At length, after a bit of business talk that maybe resembled a cousin of an actual breakfast meeting, Rutledge blurted out a question that had been troubling him: “Why did you buy Woot?”
For the uninitiated, the term “woot” is an expression of joy that sprang from online role-playing games, a portmanteau of “wow” and “loot.” Rutledge had bought the web address Woot.com in 2003 for $6,000, and the next year launched a site that sold stuff in a way no one had ever tried. Woot offered only one item per day, usually a gadget but maybe a wheel of cheese, and priced it so low that it oftentimes sold out in a matter of hours. When the items didn’t sell out, Woot put them in a Bag of Crap, a bundle that users bought blindly.
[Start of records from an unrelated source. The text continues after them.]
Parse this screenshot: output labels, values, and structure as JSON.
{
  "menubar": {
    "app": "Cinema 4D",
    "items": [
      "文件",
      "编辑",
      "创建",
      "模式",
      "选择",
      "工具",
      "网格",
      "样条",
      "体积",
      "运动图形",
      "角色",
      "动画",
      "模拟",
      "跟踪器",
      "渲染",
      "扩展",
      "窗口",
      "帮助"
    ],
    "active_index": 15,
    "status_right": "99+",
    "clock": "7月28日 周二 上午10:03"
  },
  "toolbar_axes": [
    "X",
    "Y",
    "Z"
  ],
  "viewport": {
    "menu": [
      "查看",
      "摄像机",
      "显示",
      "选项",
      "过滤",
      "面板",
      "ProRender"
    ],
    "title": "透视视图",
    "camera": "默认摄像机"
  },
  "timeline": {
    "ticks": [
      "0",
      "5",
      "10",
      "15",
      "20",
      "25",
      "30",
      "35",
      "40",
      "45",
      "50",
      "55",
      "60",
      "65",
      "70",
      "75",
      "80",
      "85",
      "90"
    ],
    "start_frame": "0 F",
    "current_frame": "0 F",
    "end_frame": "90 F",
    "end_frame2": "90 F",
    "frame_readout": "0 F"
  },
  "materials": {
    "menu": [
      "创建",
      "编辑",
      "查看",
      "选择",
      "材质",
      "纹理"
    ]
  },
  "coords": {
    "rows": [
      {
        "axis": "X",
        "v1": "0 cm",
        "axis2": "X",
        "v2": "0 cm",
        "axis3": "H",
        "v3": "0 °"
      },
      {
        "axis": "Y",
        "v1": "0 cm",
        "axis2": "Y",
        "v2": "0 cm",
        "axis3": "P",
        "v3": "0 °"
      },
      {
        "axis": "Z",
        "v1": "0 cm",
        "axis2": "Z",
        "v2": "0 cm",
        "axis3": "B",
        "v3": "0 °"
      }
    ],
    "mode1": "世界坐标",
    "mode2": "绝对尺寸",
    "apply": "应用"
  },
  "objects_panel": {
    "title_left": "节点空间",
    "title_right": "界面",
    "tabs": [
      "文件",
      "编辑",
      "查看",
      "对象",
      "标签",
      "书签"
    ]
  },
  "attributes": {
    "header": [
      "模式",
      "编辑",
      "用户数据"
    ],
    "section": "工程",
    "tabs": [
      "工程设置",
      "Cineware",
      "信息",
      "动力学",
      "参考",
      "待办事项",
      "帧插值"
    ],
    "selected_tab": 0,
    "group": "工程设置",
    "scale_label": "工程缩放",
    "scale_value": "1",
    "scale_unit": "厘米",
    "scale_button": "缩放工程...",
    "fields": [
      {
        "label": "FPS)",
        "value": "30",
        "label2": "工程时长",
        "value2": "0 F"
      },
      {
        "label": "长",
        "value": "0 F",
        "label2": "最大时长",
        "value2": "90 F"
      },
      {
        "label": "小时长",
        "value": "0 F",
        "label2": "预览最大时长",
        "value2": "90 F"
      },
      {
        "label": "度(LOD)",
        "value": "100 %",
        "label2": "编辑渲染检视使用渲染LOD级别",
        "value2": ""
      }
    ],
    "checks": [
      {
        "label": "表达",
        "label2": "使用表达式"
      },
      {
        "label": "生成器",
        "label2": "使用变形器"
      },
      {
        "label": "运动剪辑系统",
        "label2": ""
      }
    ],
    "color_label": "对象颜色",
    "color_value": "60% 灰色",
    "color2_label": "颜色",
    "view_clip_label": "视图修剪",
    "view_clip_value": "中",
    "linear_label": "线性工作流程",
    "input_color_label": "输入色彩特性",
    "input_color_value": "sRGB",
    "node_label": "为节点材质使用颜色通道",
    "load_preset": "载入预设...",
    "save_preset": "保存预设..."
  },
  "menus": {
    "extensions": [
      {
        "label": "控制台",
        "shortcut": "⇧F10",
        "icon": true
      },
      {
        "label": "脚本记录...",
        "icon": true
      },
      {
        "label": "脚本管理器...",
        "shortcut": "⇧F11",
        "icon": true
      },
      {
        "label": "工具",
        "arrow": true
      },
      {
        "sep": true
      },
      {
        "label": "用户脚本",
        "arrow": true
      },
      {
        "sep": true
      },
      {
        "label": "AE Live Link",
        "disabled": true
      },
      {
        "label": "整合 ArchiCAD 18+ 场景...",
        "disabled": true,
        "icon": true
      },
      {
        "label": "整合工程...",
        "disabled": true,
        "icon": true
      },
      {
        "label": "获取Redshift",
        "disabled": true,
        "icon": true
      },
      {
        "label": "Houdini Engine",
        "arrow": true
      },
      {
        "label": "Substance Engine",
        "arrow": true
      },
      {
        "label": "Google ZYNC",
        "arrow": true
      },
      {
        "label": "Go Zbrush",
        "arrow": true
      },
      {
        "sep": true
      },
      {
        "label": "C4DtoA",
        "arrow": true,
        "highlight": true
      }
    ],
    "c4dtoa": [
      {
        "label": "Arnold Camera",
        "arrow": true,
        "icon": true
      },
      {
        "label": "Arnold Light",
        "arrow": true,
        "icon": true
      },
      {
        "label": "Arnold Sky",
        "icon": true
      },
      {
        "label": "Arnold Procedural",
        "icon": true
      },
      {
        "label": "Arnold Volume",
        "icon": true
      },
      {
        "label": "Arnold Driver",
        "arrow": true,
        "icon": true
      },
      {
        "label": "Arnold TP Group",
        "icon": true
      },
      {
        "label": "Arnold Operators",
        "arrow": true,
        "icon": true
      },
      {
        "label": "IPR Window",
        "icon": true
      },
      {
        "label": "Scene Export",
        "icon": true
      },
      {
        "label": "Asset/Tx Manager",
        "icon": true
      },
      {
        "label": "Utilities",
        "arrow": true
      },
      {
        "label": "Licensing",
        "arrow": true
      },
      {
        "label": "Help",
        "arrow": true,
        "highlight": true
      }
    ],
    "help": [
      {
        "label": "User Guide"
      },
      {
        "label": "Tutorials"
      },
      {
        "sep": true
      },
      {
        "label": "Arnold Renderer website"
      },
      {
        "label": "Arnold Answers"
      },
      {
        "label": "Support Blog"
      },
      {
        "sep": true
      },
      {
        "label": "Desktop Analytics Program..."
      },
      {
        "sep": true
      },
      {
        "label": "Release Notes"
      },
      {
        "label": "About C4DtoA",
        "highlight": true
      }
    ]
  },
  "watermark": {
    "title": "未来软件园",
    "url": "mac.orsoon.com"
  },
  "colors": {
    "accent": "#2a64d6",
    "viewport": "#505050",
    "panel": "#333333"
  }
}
Customer service pretty much began and ended with the suggestion that the customer put any unwanted or defective item on eBay.
Woot violated nearly every precept of retail. And it was wildly successful. Each weekday just after midnight Central Standard, a new item went up. It was an event. The site attracted a community of geeks who once flooded its discussion forum with 452 comments about a power adapter. At its height, Woot attracted 1 million daily visitors, to whom Rutledge was something of a rock star. By 2008, annual sales had eclipsed $164 million, and Inc. magazine named Woot the fastest-growing private retailer in the country (and the fastest-growing private company in North Texas). At that point, Amazon had already invested in the company. Then it bought the whole thing.
So there sat Bezos at the breakfast table, faced with a question for which he was apparently unprepared. Many painful seconds passed without an answer. Rutledge let the pause lengthen as long as he could bear it and was just about to tell his host to forget it, when Bezos finally spoke.
He looked down at his plate. Bezos had ordered a dish called Tom’s Big Breakfast, a preparation of Mediterranean octopus that includes potatoes, bacon, green garlic yogurt, and a poached egg. “You’re the octopus that I’m having for breakfast,” Rutledge remembers Bezos saying. “When I look at the menu, you’re the thing I don’t understand, the thing I’ve never had. I must have the breakfast octopus.”
Not until Rutledge had returned to Dallas and related the story to his anxious employees—now Amazon’s employees—did he realize just how absurd that explanation sounded. Before it can be eaten, generally, the breakfast octopus must be killed.